When working in information technology (IT), a thorough understanding of units of energy and the correct usage of terminology is crucial to ensuring accuracy in your position. Two commonly used and often misunderstood terms in IT are watts and BTUs (British Thermal Units).
The more accurate your understanding of these terms, the better you’ll perform in the tech industry.
BTUs vs. Watts
Watts and BTUs are both essential factors in determining your data center cooling needs.
Understanding the relationship between BTUs and watts is a fundamental skill for IT professionals. These units are used in basic formulas to calculate the total tons of cooling needed to maintain the optimal temperature for a data center system.
One British thermal unit is the amount of energy it takes to increase a pound of water by 1 degree Fahrenheit. This unit is a standalone factor and is not associated with a relative time.
The term “watts” denotes a unit of measurement of power. When used in IT-related formulas, one watt is approximately the equivalent of 1 volt-ampere (VA). For this reason, the terms watts and VA are often used interchangeably in an IT context.
Multiply the voltage of something by its amps to find the total number of watts. This number refers to the rate at which energy is transferred, typically in joules per second. A wattage measurement is always associated with a time factor.
How Are They Different?
Although watts and BTUs are both units of energy, they measure two different aspects of how energy is transferred.
The key difference between watts and BTUs is that the latter is a measurement of energy, a standalone factor in physics. In contrast, wattage denotes the rate of energy transfer, which is always relative to a time factor.
You can convert watts into BTUs using a standard formula, and doing so is common practice to calculate data center cooling requirements.
How Do Watts and BTUs Relate to Data Center Cooling?
You need both BTUs and watts to determine the cooling requirements for your data system. Using standard formulas, you can convert watts into BTUs and find the tons of cooling necessary to keep your data center at the ideal temperature.
Follow the steps below to calculate the tons of cooling you need:
- Voltage x amps = watts
- Watts x 3.41 = BTUs per hour
- BTUs per hour / 12,000 = tons of cooling
The tons of cooling number tells you what is required to cool your data center system and prevent overheating.
Contact DataSpan for Effective Cooling Solutions
Calculating your data center cooling needs is crucial to maintaining properly functioning equipment.

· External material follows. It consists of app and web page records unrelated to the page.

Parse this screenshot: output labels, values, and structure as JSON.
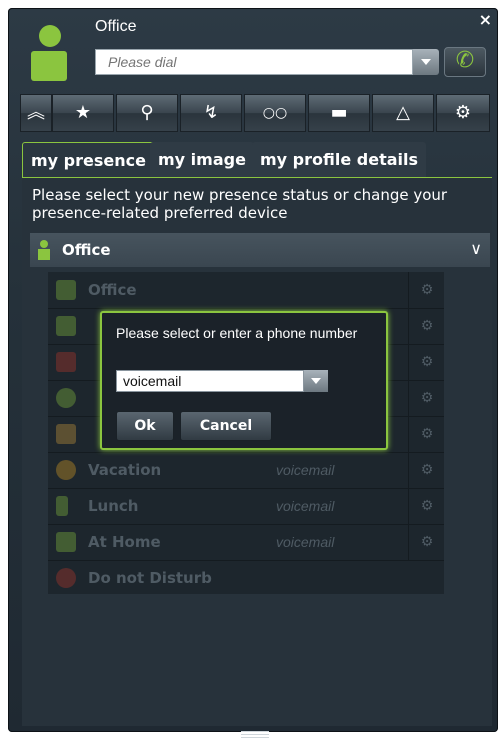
{
  "window": {
    "title": "Office",
    "close_label": "×"
  },
  "dial": {
    "placeholder": "Please dial",
    "call_icon": "phone-icon"
  },
  "toolbar": {
    "icons": [
      "collapse-icon",
      "favorites-icon",
      "search-icon",
      "call-forward-icon",
      "voicemail-icon",
      "chat-icon",
      "network-icon",
      "settings-icon"
    ]
  },
  "tabs": [
    {
      "label": "my presence",
      "active": true
    },
    {
      "label": "my image",
      "active": false
    },
    {
      "label": "my profile details",
      "active": false
    }
  ],
  "presence": {
    "description": "Please select your new presence status or change your presence-related preferred device",
    "current": "Office",
    "list": [
      {
        "label": "Office",
        "device": ""
      },
      {
        "label": "",
        "device": ""
      },
      {
        "label": "",
        "device": ""
      },
      {
        "label": "",
        "device": ""
      },
      {
        "label": "",
        "device": ""
      },
      {
        "label": "Vacation",
        "device": "voicemail"
      },
      {
        "label": "Lunch",
        "device": "voicemail"
      },
      {
        "label": "At Home",
        "device": "voicemail"
      },
      {
        "label": "Do not Disturb",
        "device": ""
      }
    ]
  },
  "dialog": {
    "text": "Please select or enter a phone number",
    "value": "voicemail",
    "ok": "Ok",
    "cancel": "Cancel"
  },
  "colors": {
    "accent": "#8bc53f",
    "background": "#25313a"
  }
}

DataSpan has over 40 years of experience in the IT industry. We are equipped to calculate your cooling needs and design, install and maintain proper cooling systems that meet your specific requirements.

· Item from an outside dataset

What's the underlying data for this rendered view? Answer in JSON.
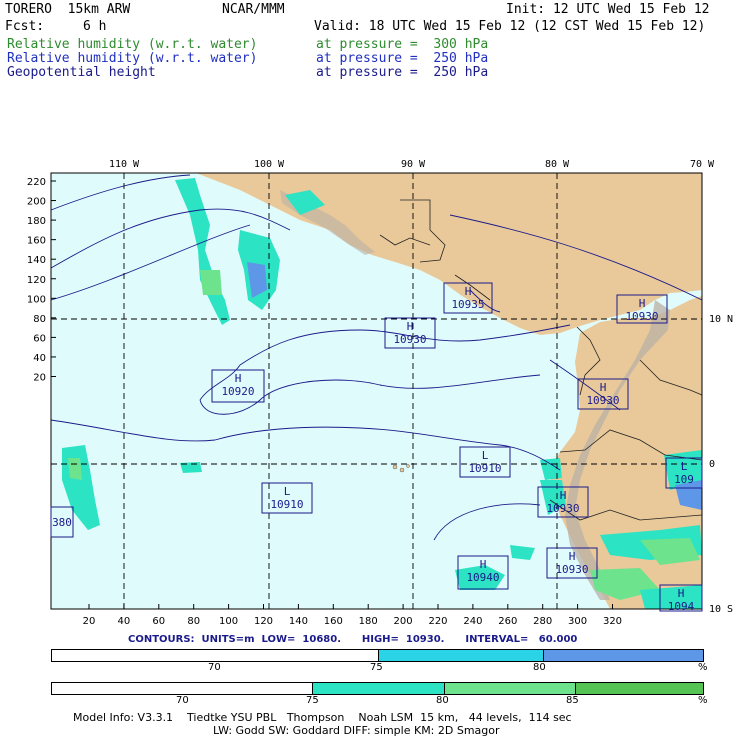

You can contact us for immediate answers to your questions or fill out a form to find your rep today and get the service you need.

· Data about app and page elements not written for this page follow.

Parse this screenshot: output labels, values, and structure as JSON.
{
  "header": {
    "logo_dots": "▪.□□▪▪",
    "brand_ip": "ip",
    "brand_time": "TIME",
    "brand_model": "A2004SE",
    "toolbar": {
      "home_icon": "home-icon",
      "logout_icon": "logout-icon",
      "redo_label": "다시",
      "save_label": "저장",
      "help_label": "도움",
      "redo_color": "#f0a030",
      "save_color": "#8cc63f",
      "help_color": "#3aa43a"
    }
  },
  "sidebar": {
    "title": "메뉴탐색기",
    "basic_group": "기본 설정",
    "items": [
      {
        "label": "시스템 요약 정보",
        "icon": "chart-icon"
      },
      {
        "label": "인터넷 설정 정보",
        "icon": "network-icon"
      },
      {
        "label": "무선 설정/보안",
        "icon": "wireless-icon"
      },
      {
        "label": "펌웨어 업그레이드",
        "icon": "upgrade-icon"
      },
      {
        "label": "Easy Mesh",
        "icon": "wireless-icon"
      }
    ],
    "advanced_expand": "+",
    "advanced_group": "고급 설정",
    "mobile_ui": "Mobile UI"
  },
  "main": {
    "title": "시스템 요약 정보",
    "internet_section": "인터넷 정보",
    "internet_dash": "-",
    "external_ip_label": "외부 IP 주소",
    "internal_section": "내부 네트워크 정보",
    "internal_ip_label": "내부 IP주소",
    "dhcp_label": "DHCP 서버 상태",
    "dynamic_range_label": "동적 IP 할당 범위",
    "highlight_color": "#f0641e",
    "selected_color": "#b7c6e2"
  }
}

Alex von Hassler’s long term focus is the continued testing, learning, and deployment of modern IT solutions. During his years as a DataSpan team member, his responsibilities grew from managing Salesforce CRM to improving system security, creating marketing initiatives, as well as providing continued support to the highly motivated and experienced team in an ever-changing industry. As DataSpan evolves to provide the best-fitting IT solutions to its customers, Alex von Hassler continues to hone his skills in the world of web-based ERP systems, security, and best customer engagement practices. Empowering such a dynamic team with the right tools provides him with enormous gratification.